[Extracted records]
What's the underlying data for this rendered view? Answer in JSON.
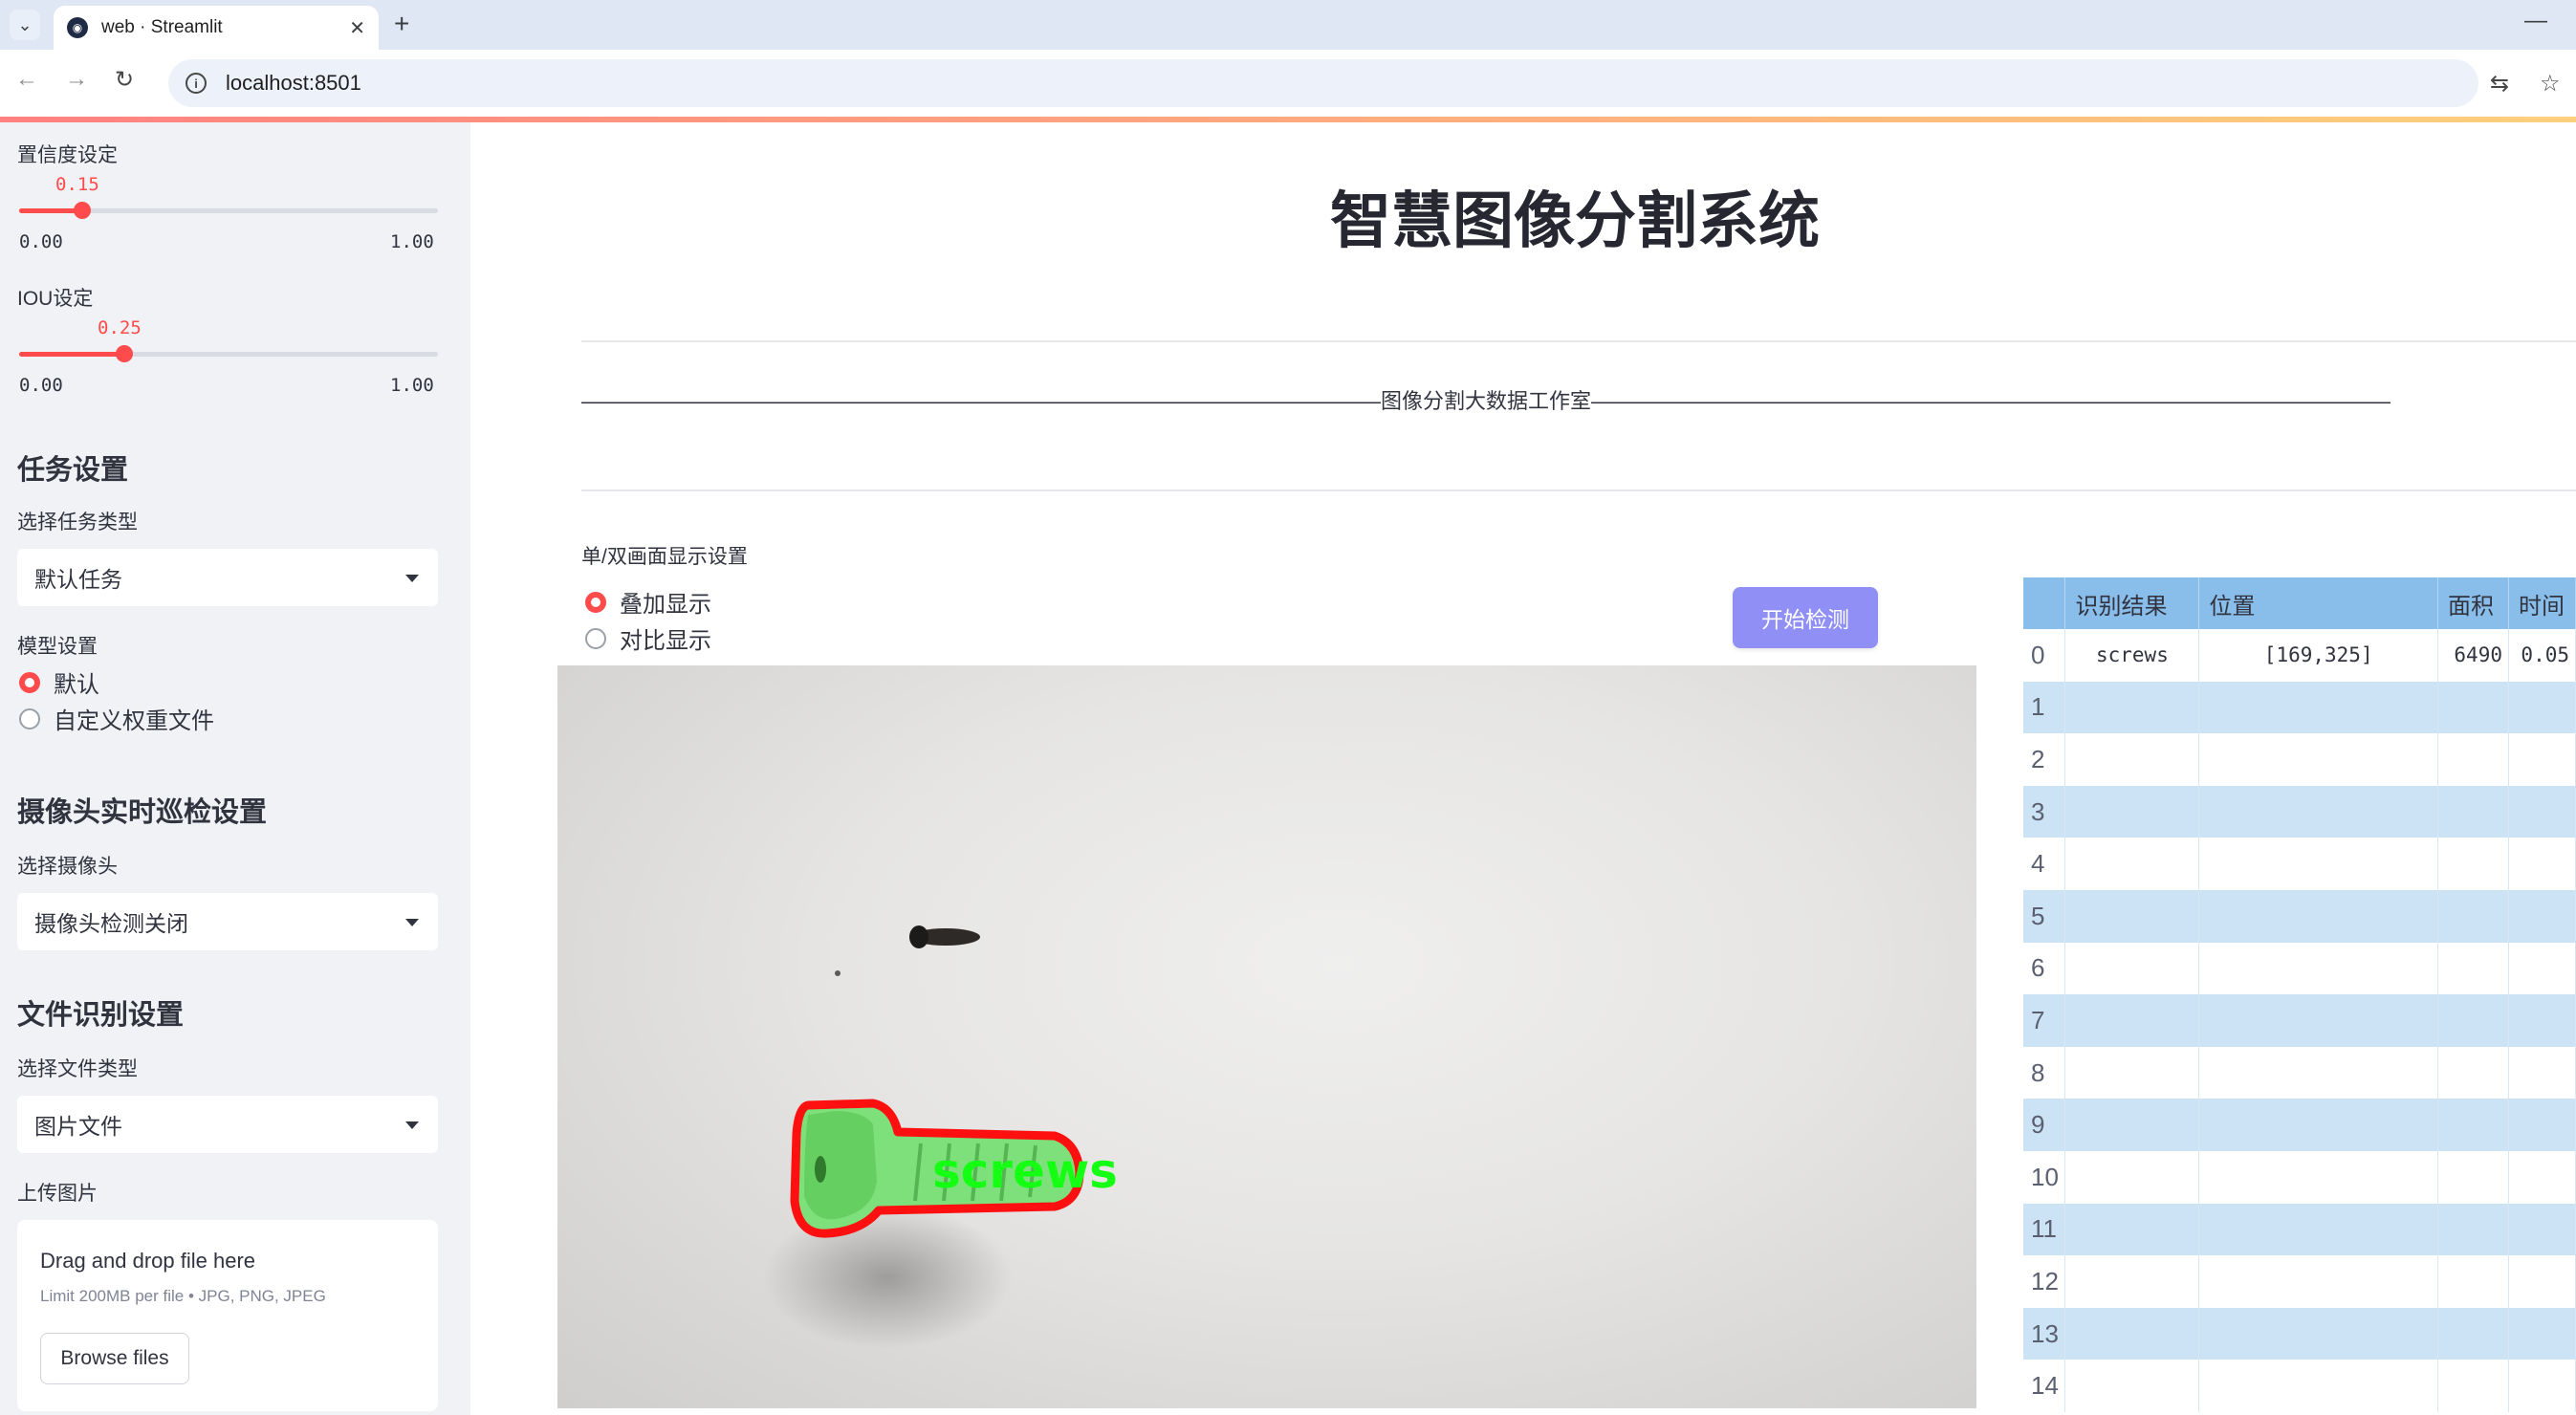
{
  "browser": {
    "tab_title": "web · Streamlit",
    "url": "localhost:8501"
  },
  "sidebar": {
    "confidence": {
      "label": "置信度设定",
      "value": "0.15",
      "min": "0.00",
      "max": "1.00",
      "fraction": 0.15
    },
    "iou": {
      "label": "IOU设定",
      "value": "0.25",
      "min": "0.00",
      "max": "1.00",
      "fraction": 0.25
    },
    "task_header": "任务设置",
    "task_type_label": "选择任务类型",
    "task_type_value": "默认任务",
    "model_label": "模型设置",
    "model_options": [
      "默认",
      "自定义权重文件"
    ],
    "camera_header": "摄像头实时巡检设置",
    "camera_label": "选择摄像头",
    "camera_value": "摄像头检测关闭",
    "file_header": "文件识别设置",
    "file_type_label": "选择文件类型",
    "file_type_value": "图片文件",
    "upload_label": "上传图片",
    "upload_title": "Drag and drop file here",
    "upload_limit": "Limit 200MB per file • JPG, PNG, JPEG",
    "browse_label": "Browse files"
  },
  "main": {
    "title": "智慧图像分割系统",
    "subtitle": "——————————————————————————————————————图像分割大数据工作室——————————————————————————————————————",
    "display_label": "单/双画面显示设置",
    "display_options": [
      "叠加显示",
      "对比显示"
    ],
    "detect_button": "开始检测",
    "image_detection_label": "screws"
  },
  "results_table": {
    "columns": [
      "识别结果",
      "位置",
      "面积",
      "时间"
    ],
    "rows": [
      {
        "index": "0",
        "result": "screws",
        "position": "[169,325]",
        "area": "6490",
        "time": "0.05"
      },
      {
        "index": "1",
        "result": "",
        "position": "",
        "area": "",
        "time": ""
      },
      {
        "index": "2",
        "result": "",
        "position": "",
        "area": "",
        "time": ""
      },
      {
        "index": "3",
        "result": "",
        "position": "",
        "area": "",
        "time": ""
      },
      {
        "index": "4",
        "result": "",
        "position": "",
        "area": "",
        "time": ""
      },
      {
        "index": "5",
        "result": "",
        "position": "",
        "area": "",
        "time": ""
      },
      {
        "index": "6",
        "result": "",
        "position": "",
        "area": "",
        "time": ""
      },
      {
        "index": "7",
        "result": "",
        "position": "",
        "area": "",
        "time": ""
      },
      {
        "index": "8",
        "result": "",
        "position": "",
        "area": "",
        "time": ""
      },
      {
        "index": "9",
        "result": "",
        "position": "",
        "area": "",
        "time": ""
      },
      {
        "index": "10",
        "result": "",
        "position": "",
        "area": "",
        "time": ""
      },
      {
        "index": "11",
        "result": "",
        "position": "",
        "area": "",
        "time": ""
      },
      {
        "index": "12",
        "result": "",
        "position": "",
        "area": "",
        "time": ""
      },
      {
        "index": "13",
        "result": "",
        "position": "",
        "area": "",
        "time": ""
      },
      {
        "index": "14",
        "result": "",
        "position": "",
        "area": "",
        "time": ""
      }
    ]
  },
  "colors": {
    "accent": "#ff4b4b",
    "button": "#8f8ff5",
    "table_header": "#89bdea",
    "table_stripe": "#cce3f6",
    "mask_fill": "#7ee07a",
    "mask_outline": "#ff0000",
    "label_text": "#00ff00"
  }
}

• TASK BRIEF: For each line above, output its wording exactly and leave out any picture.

• ANSWER AREA:
What's the underlying data for this rendered view? Answer in JSON.
{
  "browser": {
    "tab_title": "web · Streamlit",
    "url": "localhost:8501"
  },
  "sidebar": {
    "confidence": {
      "label": "置信度设定",
      "value": "0.15",
      "min": "0.00",
      "max": "1.00",
      "fraction": 0.15
    },
    "iou": {
      "label": "IOU设定",
      "value": "0.25",
      "min": "0.00",
      "max": "1.00",
      "fraction": 0.25
    },
    "task_header": "任务设置",
    "task_type_label": "选择任务类型",
    "task_type_value": "默认任务",
    "model_label": "模型设置",
    "model_options": [
      "默认",
      "自定义权重文件"
    ],
    "camera_header": "摄像头实时巡检设置",
    "camera_label": "选择摄像头",
    "camera_value": "摄像头检测关闭",
    "file_header": "文件识别设置",
    "file_type_label": "选择文件类型",
    "file_type_value": "图片文件",
    "upload_label": "上传图片",
    "upload_title": "Drag and drop file here",
    "upload_limit": "Limit 200MB per file • JPG, PNG, JPEG",
    "browse_label": "Browse files"
  },
  "main": {
    "title": "智慧图像分割系统",
    "subtitle": "——————————————————————————————————————图像分割大数据工作室——————————————————————————————————————",
    "display_label": "单/双画面显示设置",
    "display_options": [
      "叠加显示",
      "对比显示"
    ],
    "detect_button": "开始检测",
    "image_detection_label": "screws"
  },
  "results_table": {
    "columns": [
      "识别结果",
      "位置",
      "面积",
      "时间"
    ],
    "rows": [
      {
        "index": "0",
        "result": "screws",
        "position": "[169,325]",
        "area": "6490",
        "time": "0.05"
      },
      {
        "index": "1",
        "result": "",
        "position": "",
        "area": "",
        "time": ""
      },
      {
        "index": "2",
        "result": "",
        "position": "",
        "area": "",
        "time": ""
      },
      {
        "index": "3",
        "result": "",
        "position": "",
        "area": "",
        "time": ""
      },
      {
        "index": "4",
        "result": "",
        "position": "",
        "area": "",
        "time": ""
      },
      {
        "index": "5",
        "result": "",
        "position": "",
        "area": "",
        "time": ""
      },
      {
        "index": "6",
        "result": "",
        "position": "",
        "area": "",
        "time": ""
      },
      {
        "index": "7",
        "result": "",
        "position": "",
        "area": "",
        "time": ""
      },
      {
        "index": "8",
        "result": "",
        "position": "",
        "area": "",
        "time": ""
      },
      {
        "index": "9",
        "result": "",
        "position": "",
        "area": "",
        "time": ""
      },
      {
        "index": "10",
        "result": "",
        "position": "",
        "area": "",
        "time": ""
      },
      {
        "index": "11",
        "result": "",
        "position": "",
        "area": "",
        "time": ""
      },
      {
        "index": "12",
        "result": "",
        "position": "",
        "area": "",
        "time": ""
      },
      {
        "index": "13",
        "result": "",
        "position": "",
        "area": "",
        "time": ""
      },
      {
        "index": "14",
        "result": "",
        "position": "",
        "area": "",
        "time": ""
      }
    ]
  },
  "colors": {
    "accent": "#ff4b4b",
    "button": "#8f8ff5",
    "table_header": "#89bdea",
    "table_stripe": "#cce3f6",
    "mask_fill": "#7ee07a",
    "mask_outline": "#ff0000",
    "label_text": "#00ff00"
  }
}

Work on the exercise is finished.